WASHINGTON/BRUSSELS (Reuters) - U.S. President Donald Trump warned the World Trade Organization on Monday that “we’ll be doing something” if the United States is not treated properly, just hours after the European Union said that U.S. automotive tariffs would hurt its own vehicle industry and prompt retaliation.
Trump, speaking to reporters during a meeting with Dutch Prime Minister Mark Rutte at the White House, said, “The WTO has treated the United States very, very badly and I hope they change their ways.”
His comments came after the Axios news website reported that Trump’s administration has drafted proposed legislation that would allow Trump to raise tariffs at will and negotiate special tariff rates with specific countries — two basic violations of WTO rules.

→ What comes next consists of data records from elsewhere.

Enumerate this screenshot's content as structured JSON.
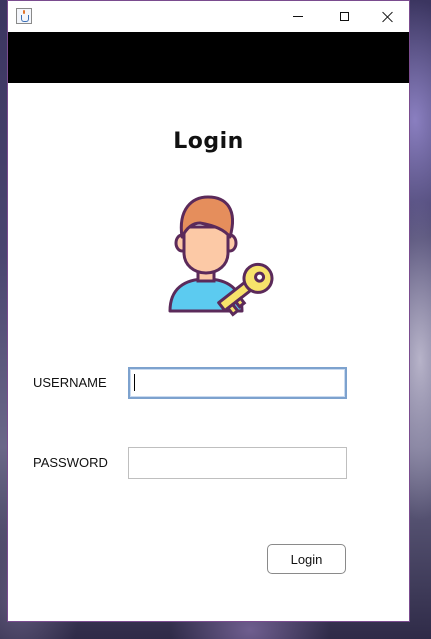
{
  "window": {
    "app_icon": "java-cup-icon",
    "controls": {
      "minimize_icon": "minimize-icon",
      "maximize_icon": "maximize-icon",
      "close_icon": "close-icon"
    }
  },
  "login": {
    "title": "Login",
    "illustration_icon": "user-with-key-icon",
    "username_label": "USERNAME",
    "username_value": "",
    "password_label": "PASSWORD",
    "password_value": "",
    "submit_label": "Login"
  },
  "colors": {
    "header_bar": "#000000",
    "window_border": "#7a4c8f",
    "focus_border": "#7da2ce",
    "hair": "#e58e5c",
    "skin": "#fcc9a6",
    "shirt": "#5ccbf0",
    "key": "#f7e36b",
    "outline": "#5b2a5a"
  }
}
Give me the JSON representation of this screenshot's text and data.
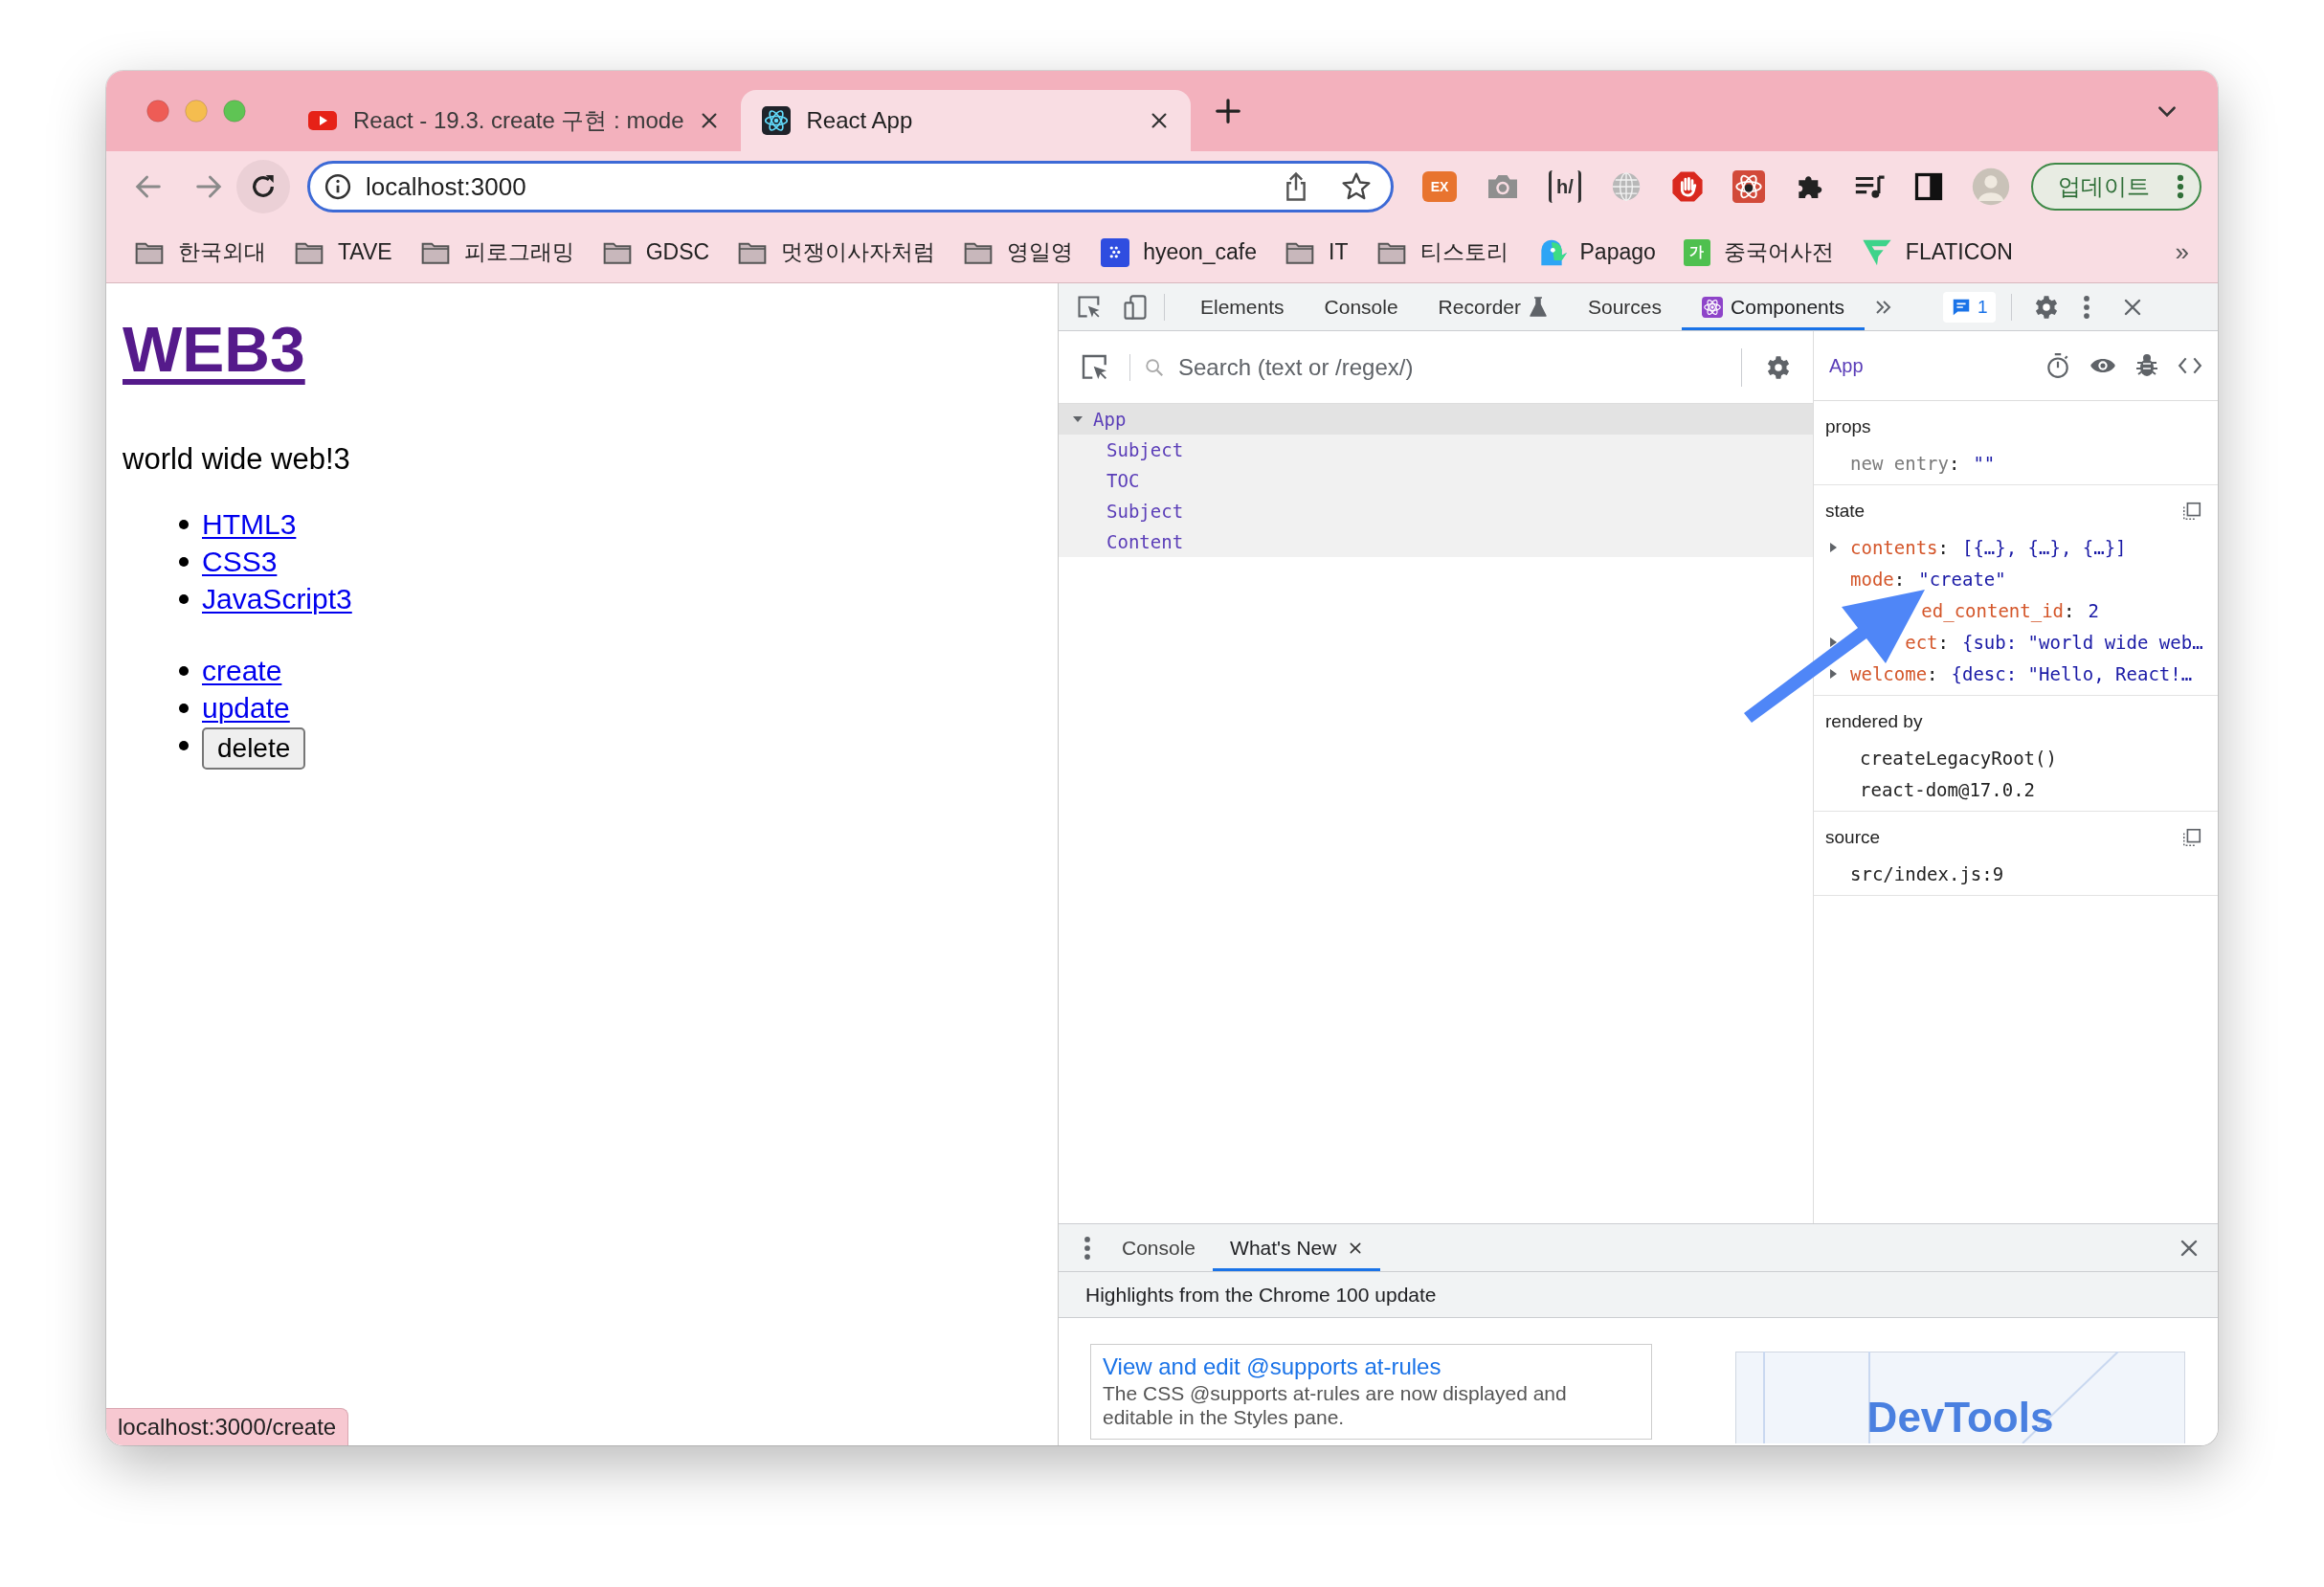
{
  "tabs": [
    {
      "title": "React - 19.3. create 구현 : mode",
      "selected": false,
      "kind": "video"
    },
    {
      "title": "React App",
      "selected": true,
      "kind": "react"
    }
  ],
  "address_bar": {
    "value": "localhost:3000"
  },
  "extensions": [
    {
      "kind": "ex",
      "label": "EX"
    },
    {
      "kind": "camera"
    },
    {
      "kind": "hbracket",
      "label": "h/"
    },
    {
      "kind": "globe"
    },
    {
      "kind": "stop"
    },
    {
      "kind": "reactbug"
    },
    {
      "kind": "puzzle"
    },
    {
      "kind": "playlist"
    },
    {
      "kind": "sidepanel"
    },
    {
      "kind": "avatar"
    }
  ],
  "update_button": {
    "label": "업데이트"
  },
  "bookmarks": [
    {
      "label": "한국외대",
      "kind": "folder"
    },
    {
      "label": "TAVE",
      "kind": "folder"
    },
    {
      "label": "피로그래밍",
      "kind": "folder"
    },
    {
      "label": "GDSC",
      "kind": "folder"
    },
    {
      "label": "멋쟁이사자처럼",
      "kind": "folder"
    },
    {
      "label": "영일영",
      "kind": "folder"
    },
    {
      "label": "hyeon_cafe",
      "kind": "cafe"
    },
    {
      "label": "IT",
      "kind": "folder"
    },
    {
      "label": "티스토리",
      "kind": "folder"
    },
    {
      "label": "Papago",
      "kind": "papago"
    },
    {
      "label": "중국어사전",
      "kind": "dict",
      "badge": "가"
    },
    {
      "label": "FLATICON",
      "kind": "flaticon"
    }
  ],
  "bookmarks_overflow": "»",
  "page": {
    "title": "WEB3",
    "subtitle": "world wide web!3",
    "toc": [
      {
        "label": "HTML3"
      },
      {
        "label": "CSS3"
      },
      {
        "label": "JavaScript3"
      }
    ],
    "controls": [
      {
        "label": "create",
        "kind": "link"
      },
      {
        "label": "update",
        "kind": "link"
      },
      {
        "label": "delete",
        "kind": "button"
      }
    ]
  },
  "status_bubble": "localhost:3000/create",
  "devtools": {
    "tabs": [
      {
        "label": "Elements",
        "selected": false,
        "kind": "plain"
      },
      {
        "label": "Console",
        "selected": false,
        "kind": "plain"
      },
      {
        "label": "Recorder",
        "selected": false,
        "kind": "experiment"
      },
      {
        "label": "Sources",
        "selected": false,
        "kind": "plain"
      },
      {
        "label": "Components",
        "selected": true,
        "kind": "react"
      }
    ],
    "issues": "1"
  },
  "components": {
    "search": {
      "placeholder": "Search (text or /regex/)"
    },
    "tree": [
      {
        "name": "App",
        "selected": true,
        "expanded": true,
        "children": [
          {
            "name": "Subject",
            "selected": false
          },
          {
            "name": "TOC",
            "selected": false
          },
          {
            "name": "Subject",
            "selected": false
          },
          {
            "name": "Content",
            "selected": false
          }
        ]
      }
    ]
  },
  "inspector": {
    "component": "App",
    "sections": [
      {
        "title": "props",
        "copy": false,
        "entries": [
          {
            "kind": "new",
            "key": "new entry:",
            "value": "\"\"",
            "expandable": false
          }
        ]
      },
      {
        "title": "state",
        "copy": true,
        "entries": [
          {
            "kind": "field",
            "key": "contents:",
            "value": "[{…}, {…}, {…}]",
            "expandable": true
          },
          {
            "kind": "field",
            "key": "mode:",
            "value": "\"create\"",
            "expandable": false
          },
          {
            "kind": "field",
            "key": "ed_content_id:",
            "value": "2",
            "expandable": false
          },
          {
            "kind": "field",
            "key": "ect:",
            "value": "{sub: \"world wide web…",
            "expandable": true
          },
          {
            "kind": "field",
            "key": "welcome:",
            "value": "{desc: \"Hello, React!…",
            "expandable": true
          }
        ]
      },
      {
        "title": "rendered by",
        "copy": false,
        "entries": [
          {
            "kind": "text",
            "value": "createLegacyRoot()"
          },
          {
            "kind": "text",
            "value": "react-dom@17.0.2"
          }
        ]
      },
      {
        "title": "source",
        "copy": true,
        "entries": [
          {
            "kind": "source",
            "value": "src/index.js:9"
          }
        ]
      }
    ]
  },
  "drawer": {
    "tabs": [
      {
        "label": "Console",
        "selected": false,
        "closable": false
      },
      {
        "label": "What's New",
        "selected": true,
        "closable": true
      }
    ],
    "heading": "Highlights from the Chrome 100 update",
    "card": {
      "title": "View and edit @supports at-rules",
      "body": "The CSS @supports at-rules are now displayed and editable in the Styles pane."
    },
    "promo": "DevTools"
  }
}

The United States has “a big disadvantage with the WTO. And we’re not planning anything now, but if they don’t treat us properly, we’ll be doing something,” Trump said, without elaborating.
Last week, a source familiar with Trump’s thinking told Reuters that the president has privately expressed a desire to quit the WTO, but that it was not a serious proposal.
Later on Monday, White House spokeswoman Sarah Sanders said Trump was focussed on fixing problems in global trade, not on leaving the trade organization that has been a foundation of the postwar global trading system.
“Right now he’d like to see the system get fixed, and that’s what he’s focussed on doing,” Sanders said. “He’s been clear that he has concerns, that there are a number of aspects that he doesn’t believe are fair. And China and other countries have used the WTO to their own advantage. We’re focussed on fixing the system.”
During his meeting with Rutte, Trump also said that his administration would be meeting with EU officials to “work something out” on trade. The United States has imposed tariffs on European steel and aluminium imports and is conducting another national security study that could lead to tariffs on autos and auto parts.
“I think the E.U. — we’re going to be meeting with them fairly soon, Trump said. “They want to see if they can work something out, and that’ll be good, and if we do work it out, that’ll be positive, and if we don’t, it’ll be positive also, because we’ll just think about those cars that pour in here, and we’ll do something, right?”
A spokeswoman for the U.S. Trade Representative’s office could not be immediately reached for comment on further details about such talks.
The EU on Friday submitted comments warning the U.S. Commerce Department that U.S. import tariffs on cars and car parts were unjustifiable and would harm America’s automotive industry and likely lead to counter-measures by its trading partners on $294 billion of U.S. exports.
The Commerce Department launched its investigation, on grounds of national security, on May 23 under orders from Trump, who has frequently complained about the EU’s 10 percent car tariff being four times that of the United States, apart from the 25 percent U.S. levy on pickup trucks.
Trump said last week that the government would complete its study soon and suggested the United States would take action, having earlier threatened to impose a 20 percent tariff on all EU-assembled cars.
The European Commission, the EU executive body that handles trade for the bloc, said on Monday it was trying to convince its U.S. counterparts that imposing such tariffs would be a mistake.
“We’ll spare no effort, be it at the technical or political level, to prevent this from happening,” a spokesman for the commission told reporters, adding that commission President Jean-Claude Juncker’s trip to Washington later this month would seek to stop any new U.S. tariffs.
The EU exported 37.4 billion euros ($43.6 billion) of cars to the United States in 2017, while 6.2 billion euros worth of cars went the other way.
In its submission, the EU said EU companies make close to 2.9 million cars in the United States, supporting 120,000 jobs, or 420,000 if car dealerships and car parts retailers are included.
Imports had not shown a dramatic increase in recent years, it said, and had grown largely alongside overall expansion of the U.S. car market, with increased demand that could not be met by domestic production.
The submission said that tariffs on cars and car parts could undermine U.S. auto production by imposing higher costs on U.S. manufacturers. The EU calculated that a 25 percent tariff would have an initial $13 billion-$14 billion negative impact on U.S. gross domestic product with no improvement to the country’s current account balance.
The trade group representing Detroit automakers General Motors Co (GM.N), Ford Motor Co (F.N) and Fiat Chrysler (FCHA.MI), also warned the Commerce Department that a 25 percent import tariff on autos and parts would lead to a total new tax burden of $90 billion annually when combined with the steel and aluminium tariffs.
“Imposing tariffs will increase costs for consumers, lessen consumer choice, lower consumer demand, reduce car and light truck production and sales, lower investment levels, and lead to job losses in the U.S. auto sector,” Matt Blunt, president of the American Automotive Policy Council, said in a statement.
($1 = 0.8582 euros)
Reporting by Jan Strupczewski and Jeff Mason; Additional reporting by David Lawder; Writing by David Lawder, Philip Blenkinsop and Robert-Jan Bartunek; Editing by Alison Williams and Leslie Adler